Aphids are small, soft-bodied insects, which are usually 2 – 4 mm long. Aphids often cluster on young shoots and flower buds or underneath older leaves. There are many different species of aphids which vary in colour from green to yellow and black.
Aphids attack milkweed, fruit trees, roses, camellias, chrysanthemums other ornamentals and a wide range of vegetables. Aphids also transmit virus diseases such as broad bean wilt. Small colonies multiply rapidly in warm weather, and large infestations can develop in a number of days. Check your plants a couple of times a week at the beginning of warm weather so that aphids can be controlled when populations are relatively small. Look out for natural predators such as ladybirds and parasitic wasps.The tiny wasp lays eggs inside the aphid giving it a hard light brown shell like appearance. The ladybird larvae which looks like tiny bird droppings are actually voracious eaters of aphids. Both of these predators will reduce aphid numbers rapidly once they arrive.
Buds may fail to open and leaves are twisted and distorted. New growth may be stunted. Because aphids excrete a substance called honeydew, this provides an environment on which sooty mould fungus can grow. Removing the source of the honey dew will usually solve the sooty mould problem as well.
REF: Yates NZ Website
Because this website is mainly about Butterflies and especially Monarch Butterflies, I'll address the aphid problem on milkweed, the Monarch's food supply.
Aphids must be removed from milkweed plants as soon as you see them, otherwise they will destroy the plant.
Important !! First remove any caterpillars and watch for eggs.
You can trim out portions of milkweed leaves that have eggs on them and place these into a dish, on a dampened paper towel. See more about that here.
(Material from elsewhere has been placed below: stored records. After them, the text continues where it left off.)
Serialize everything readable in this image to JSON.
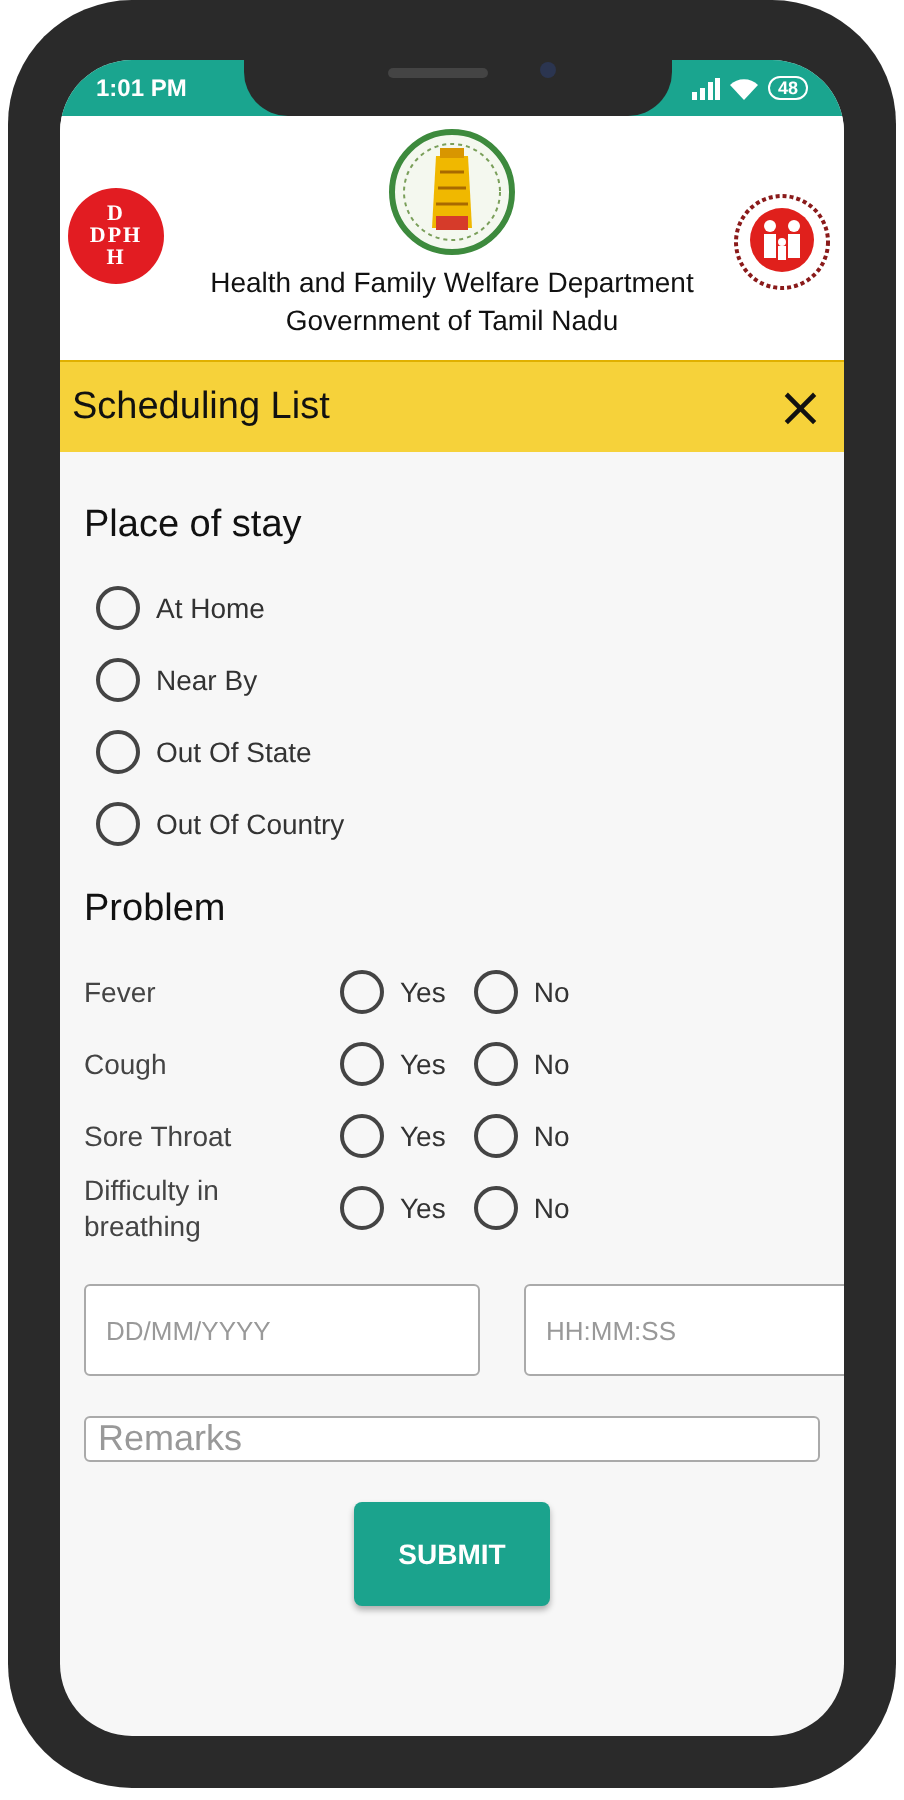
{
  "status_bar": {
    "time": "1:01 PM",
    "battery": "48"
  },
  "header": {
    "logo_letters": [
      "D",
      "DPH",
      "H"
    ],
    "lines": [
      "Health and Family Welfare Department",
      "Government of Tamil Nadu"
    ]
  },
  "toolbar": {
    "title": "Scheduling List",
    "close": "×"
  },
  "place_of_stay": {
    "title": "Place of stay",
    "options": [
      {
        "label": "At Home",
        "selected": false
      },
      {
        "label": "Near By",
        "selected": false
      },
      {
        "label": "Out Of State",
        "selected": false
      },
      {
        "label": "Out Of Country",
        "selected": false
      }
    ]
  },
  "problem": {
    "title": "Problem",
    "rows": [
      {
        "label": "Fever",
        "options": [
          {
            "label": "Yes",
            "selected": false
          },
          {
            "label": "No",
            "selected": false
          }
        ]
      },
      {
        "label": "Cough",
        "options": [
          {
            "label": "Yes",
            "selected": false
          },
          {
            "label": "No",
            "selected": false
          }
        ]
      },
      {
        "label": "Sore Throat",
        "options": [
          {
            "label": "Yes",
            "selected": false
          },
          {
            "label": "No",
            "selected": false
          }
        ]
      },
      {
        "label": "Difficulty in breathing",
        "options": [
          {
            "label": "Yes",
            "selected": false
          },
          {
            "label": "No",
            "selected": false
          }
        ]
      }
    ]
  },
  "date_field": {
    "placeholder": "DD/MM/YYYY"
  },
  "time_field": {
    "placeholder": "HH:MM:SS"
  },
  "remarks_field": {
    "placeholder": "Remarks"
  },
  "submit": "SUBMIT"
}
If anyone knows of another successful method for controlling Aphids on milkweed, that does not involve using chemicals or anything else that will harm Monarch Butterflies, their eggs or their caterpillars, please do let me know. Contact me here.